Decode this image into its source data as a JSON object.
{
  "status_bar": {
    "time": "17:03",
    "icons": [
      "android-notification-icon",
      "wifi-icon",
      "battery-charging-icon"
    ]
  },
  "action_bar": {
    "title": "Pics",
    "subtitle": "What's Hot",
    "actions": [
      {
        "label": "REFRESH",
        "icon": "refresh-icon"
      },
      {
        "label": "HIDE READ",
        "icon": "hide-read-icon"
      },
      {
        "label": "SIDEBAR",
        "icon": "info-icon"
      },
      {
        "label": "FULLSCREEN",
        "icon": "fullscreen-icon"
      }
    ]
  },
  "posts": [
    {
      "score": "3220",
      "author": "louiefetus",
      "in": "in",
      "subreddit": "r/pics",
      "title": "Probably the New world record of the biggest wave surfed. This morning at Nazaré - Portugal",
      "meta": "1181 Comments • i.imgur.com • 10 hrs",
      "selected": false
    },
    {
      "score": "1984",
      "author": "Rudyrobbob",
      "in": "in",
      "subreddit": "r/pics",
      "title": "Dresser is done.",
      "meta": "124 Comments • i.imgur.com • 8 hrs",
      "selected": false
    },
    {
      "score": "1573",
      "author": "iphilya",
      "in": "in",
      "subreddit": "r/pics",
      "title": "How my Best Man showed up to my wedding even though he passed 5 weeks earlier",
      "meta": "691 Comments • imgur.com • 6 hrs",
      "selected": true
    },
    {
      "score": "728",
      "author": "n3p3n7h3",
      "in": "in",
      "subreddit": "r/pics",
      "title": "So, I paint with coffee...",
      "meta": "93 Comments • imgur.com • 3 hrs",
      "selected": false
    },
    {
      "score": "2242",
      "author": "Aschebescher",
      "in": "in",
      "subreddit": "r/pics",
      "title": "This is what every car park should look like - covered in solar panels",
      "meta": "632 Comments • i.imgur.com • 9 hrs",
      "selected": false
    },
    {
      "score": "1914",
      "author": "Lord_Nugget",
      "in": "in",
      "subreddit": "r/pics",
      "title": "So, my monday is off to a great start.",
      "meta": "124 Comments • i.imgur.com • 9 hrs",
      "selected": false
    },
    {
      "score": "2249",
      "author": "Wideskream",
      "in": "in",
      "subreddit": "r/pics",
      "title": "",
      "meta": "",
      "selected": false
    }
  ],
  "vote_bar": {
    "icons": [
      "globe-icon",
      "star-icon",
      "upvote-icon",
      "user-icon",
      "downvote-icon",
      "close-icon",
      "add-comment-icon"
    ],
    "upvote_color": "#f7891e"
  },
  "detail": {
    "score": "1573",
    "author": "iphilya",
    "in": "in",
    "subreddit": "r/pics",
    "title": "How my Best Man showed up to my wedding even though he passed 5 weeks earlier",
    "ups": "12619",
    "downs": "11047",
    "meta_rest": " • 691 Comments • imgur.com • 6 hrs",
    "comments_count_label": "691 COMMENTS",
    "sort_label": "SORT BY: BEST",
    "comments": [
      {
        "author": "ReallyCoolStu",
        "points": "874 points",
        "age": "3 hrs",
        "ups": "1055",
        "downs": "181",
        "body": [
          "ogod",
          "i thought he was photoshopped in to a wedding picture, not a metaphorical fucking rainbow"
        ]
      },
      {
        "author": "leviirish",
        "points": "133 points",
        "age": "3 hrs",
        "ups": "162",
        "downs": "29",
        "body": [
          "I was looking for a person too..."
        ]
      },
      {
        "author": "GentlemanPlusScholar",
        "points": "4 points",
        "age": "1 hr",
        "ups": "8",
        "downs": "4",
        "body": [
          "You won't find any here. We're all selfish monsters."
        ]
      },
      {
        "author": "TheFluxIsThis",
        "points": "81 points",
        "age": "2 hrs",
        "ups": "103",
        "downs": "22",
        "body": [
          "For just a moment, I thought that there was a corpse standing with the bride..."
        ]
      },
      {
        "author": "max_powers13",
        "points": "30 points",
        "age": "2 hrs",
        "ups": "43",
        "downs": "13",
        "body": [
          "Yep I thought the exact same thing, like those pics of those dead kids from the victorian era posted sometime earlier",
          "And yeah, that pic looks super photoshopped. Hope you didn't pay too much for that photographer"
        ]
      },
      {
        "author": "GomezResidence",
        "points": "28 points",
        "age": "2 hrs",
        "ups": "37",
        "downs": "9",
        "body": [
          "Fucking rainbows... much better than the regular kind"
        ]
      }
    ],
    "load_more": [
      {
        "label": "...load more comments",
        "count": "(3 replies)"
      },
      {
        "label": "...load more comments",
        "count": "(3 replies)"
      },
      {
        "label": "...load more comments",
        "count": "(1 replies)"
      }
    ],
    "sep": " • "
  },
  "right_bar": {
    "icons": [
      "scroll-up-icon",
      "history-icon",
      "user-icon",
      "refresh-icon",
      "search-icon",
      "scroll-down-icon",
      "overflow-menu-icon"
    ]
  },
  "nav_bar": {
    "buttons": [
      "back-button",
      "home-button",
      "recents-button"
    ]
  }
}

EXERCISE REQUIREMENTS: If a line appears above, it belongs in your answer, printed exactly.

ANSWER AREA:
Decode this image into its source data as a JSON object.
{
  "status_bar": {
    "time": "17:03",
    "icons": [
      "android-notification-icon",
      "wifi-icon",
      "battery-charging-icon"
    ]
  },
  "action_bar": {
    "title": "Pics",
    "subtitle": "What's Hot",
    "actions": [
      {
        "label": "REFRESH",
        "icon": "refresh-icon"
      },
      {
        "label": "HIDE READ",
        "icon": "hide-read-icon"
      },
      {
        "label": "SIDEBAR",
        "icon": "info-icon"
      },
      {
        "label": "FULLSCREEN",
        "icon": "fullscreen-icon"
      }
    ]
  },
  "posts": [
    {
      "score": "3220",
      "author": "louiefetus",
      "in": "in",
      "subreddit": "r/pics",
      "title": "Probably the New world record of the biggest wave surfed. This morning at Nazaré - Portugal",
      "meta": "1181 Comments • i.imgur.com • 10 hrs",
      "selected": false
    },
    {
      "score": "1984",
      "author": "Rudyrobbob",
      "in": "in",
      "subreddit": "r/pics",
      "title": "Dresser is done.",
      "meta": "124 Comments • i.imgur.com • 8 hrs",
      "selected": false
    },
    {
      "score": "1573",
      "author": "iphilya",
      "in": "in",
      "subreddit": "r/pics",
      "title": "How my Best Man showed up to my wedding even though he passed 5 weeks earlier",
      "meta": "691 Comments • imgur.com • 6 hrs",
      "selected": true
    },
    {
      "score": "728",
      "author": "n3p3n7h3",
      "in": "in",
      "subreddit": "r/pics",
      "title": "So, I paint with coffee...",
      "meta": "93 Comments • imgur.com • 3 hrs",
      "selected": false
    },
    {
      "score": "2242",
      "author": "Aschebescher",
      "in": "in",
      "subreddit": "r/pics",
      "title": "This is what every car park should look like - covered in solar panels",
      "meta": "632 Comments • i.imgur.com • 9 hrs",
      "selected": false
    },
    {
      "score": "1914",
      "author": "Lord_Nugget",
      "in": "in",
      "subreddit": "r/pics",
      "title": "So, my monday is off to a great start.",
      "meta": "124 Comments • i.imgur.com • 9 hrs",
      "selected": false
    },
    {
      "score": "2249",
      "author": "Wideskream",
      "in": "in",
      "subreddit": "r/pics",
      "title": "",
      "meta": "",
      "selected": false
    }
  ],
  "vote_bar": {
    "icons": [
      "globe-icon",
      "star-icon",
      "upvote-icon",
      "user-icon",
      "downvote-icon",
      "close-icon",
      "add-comment-icon"
    ],
    "upvote_color": "#f7891e"
  },
  "detail": {
    "score": "1573",
    "author": "iphilya",
    "in": "in",
    "subreddit": "r/pics",
    "title": "How my Best Man showed up to my wedding even though he passed 5 weeks earlier",
    "ups": "12619",
    "downs": "11047",
    "meta_rest": " • 691 Comments • imgur.com • 6 hrs",
    "comments_count_label": "691 COMMENTS",
    "sort_label": "SORT BY: BEST",
    "comments": [
      {
        "author": "ReallyCoolStu",
        "points": "874 points",
        "age": "3 hrs",
        "ups": "1055",
        "downs": "181",
        "body": [
          "ogod",
          "i thought he was photoshopped in to a wedding picture, not a metaphorical fucking rainbow"
        ]
      },
      {
        "author": "leviirish",
        "points": "133 points",
        "age": "3 hrs",
        "ups": "162",
        "downs": "29",
        "body": [
          "I was looking for a person too..."
        ]
      },
      {
        "author": "GentlemanPlusScholar",
        "points": "4 points",
        "age": "1 hr",
        "ups": "8",
        "downs": "4",
        "body": [
          "You won't find any here. We're all selfish monsters."
        ]
      },
      {
        "author": "TheFluxIsThis",
        "points": "81 points",
        "age": "2 hrs",
        "ups": "103",
        "downs": "22",
        "body": [
          "For just a moment, I thought that there was a corpse standing with the bride..."
        ]
      },
      {
        "author": "max_powers13",
        "points": "30 points",
        "age": "2 hrs",
        "ups": "43",
        "downs": "13",
        "body": [
          "Yep I thought the exact same thing, like those pics of those dead kids from the victorian era posted sometime earlier",
          "And yeah, that pic looks super photoshopped. Hope you didn't pay too much for that photographer"
        ]
      },
      {
        "author": "GomezResidence",
        "points": "28 points",
        "age": "2 hrs",
        "ups": "37",
        "downs": "9",
        "body": [
          "Fucking rainbows... much better than the regular kind"
        ]
      }
    ],
    "load_more": [
      {
        "label": "...load more comments",
        "count": "(3 replies)"
      },
      {
        "label": "...load more comments",
        "count": "(3 replies)"
      },
      {
        "label": "...load more comments",
        "count": "(1 replies)"
      }
    ],
    "sep": " • "
  },
  "right_bar": {
    "icons": [
      "scroll-up-icon",
      "history-icon",
      "user-icon",
      "refresh-icon",
      "search-icon",
      "scroll-down-icon",
      "overflow-menu-icon"
    ]
  },
  "nav_bar": {
    "buttons": [
      "back-button",
      "home-button",
      "recents-button"
    ]
  }
}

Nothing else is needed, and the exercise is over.